• **What needs to be done**:
Give the total number of lines in the data below that include "text", and nothing else.

• **Input data**:
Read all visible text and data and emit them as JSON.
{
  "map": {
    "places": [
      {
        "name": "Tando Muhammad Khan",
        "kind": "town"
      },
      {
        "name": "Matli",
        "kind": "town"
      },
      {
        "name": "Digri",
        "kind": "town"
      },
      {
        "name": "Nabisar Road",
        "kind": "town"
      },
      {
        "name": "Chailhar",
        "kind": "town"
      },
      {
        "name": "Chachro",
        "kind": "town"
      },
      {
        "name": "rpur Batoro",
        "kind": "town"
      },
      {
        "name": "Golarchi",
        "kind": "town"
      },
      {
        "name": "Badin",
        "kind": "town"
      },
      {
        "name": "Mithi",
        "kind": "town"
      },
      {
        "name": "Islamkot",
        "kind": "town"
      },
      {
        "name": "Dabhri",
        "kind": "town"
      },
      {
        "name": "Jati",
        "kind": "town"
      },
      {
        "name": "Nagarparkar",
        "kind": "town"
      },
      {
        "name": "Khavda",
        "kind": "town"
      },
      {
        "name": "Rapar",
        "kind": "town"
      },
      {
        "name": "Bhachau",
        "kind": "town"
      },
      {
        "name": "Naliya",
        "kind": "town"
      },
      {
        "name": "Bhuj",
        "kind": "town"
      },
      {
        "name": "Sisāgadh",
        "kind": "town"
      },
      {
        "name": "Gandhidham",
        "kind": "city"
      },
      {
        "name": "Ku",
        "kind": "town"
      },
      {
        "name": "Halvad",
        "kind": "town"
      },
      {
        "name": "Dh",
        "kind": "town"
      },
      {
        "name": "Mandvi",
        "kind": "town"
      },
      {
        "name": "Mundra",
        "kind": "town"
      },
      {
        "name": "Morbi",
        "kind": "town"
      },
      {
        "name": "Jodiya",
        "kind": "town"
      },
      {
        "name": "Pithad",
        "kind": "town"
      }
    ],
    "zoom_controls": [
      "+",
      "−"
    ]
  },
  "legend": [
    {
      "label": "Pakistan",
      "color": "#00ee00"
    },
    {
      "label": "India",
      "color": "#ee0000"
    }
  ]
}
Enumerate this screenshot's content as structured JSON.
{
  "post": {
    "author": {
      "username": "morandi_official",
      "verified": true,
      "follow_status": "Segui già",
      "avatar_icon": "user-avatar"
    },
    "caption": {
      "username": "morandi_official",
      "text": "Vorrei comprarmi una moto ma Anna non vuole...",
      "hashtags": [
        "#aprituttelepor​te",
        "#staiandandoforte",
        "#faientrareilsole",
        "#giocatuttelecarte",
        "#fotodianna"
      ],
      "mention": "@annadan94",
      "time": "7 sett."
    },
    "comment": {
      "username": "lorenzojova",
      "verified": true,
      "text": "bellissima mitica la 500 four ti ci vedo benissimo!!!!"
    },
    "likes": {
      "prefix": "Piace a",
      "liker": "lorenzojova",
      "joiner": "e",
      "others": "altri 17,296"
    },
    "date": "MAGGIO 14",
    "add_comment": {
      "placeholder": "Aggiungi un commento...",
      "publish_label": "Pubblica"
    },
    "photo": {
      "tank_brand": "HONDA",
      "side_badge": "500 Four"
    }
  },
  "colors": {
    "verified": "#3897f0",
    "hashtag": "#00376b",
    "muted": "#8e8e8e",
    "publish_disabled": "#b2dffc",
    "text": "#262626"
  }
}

• **Answer to the problem**:
4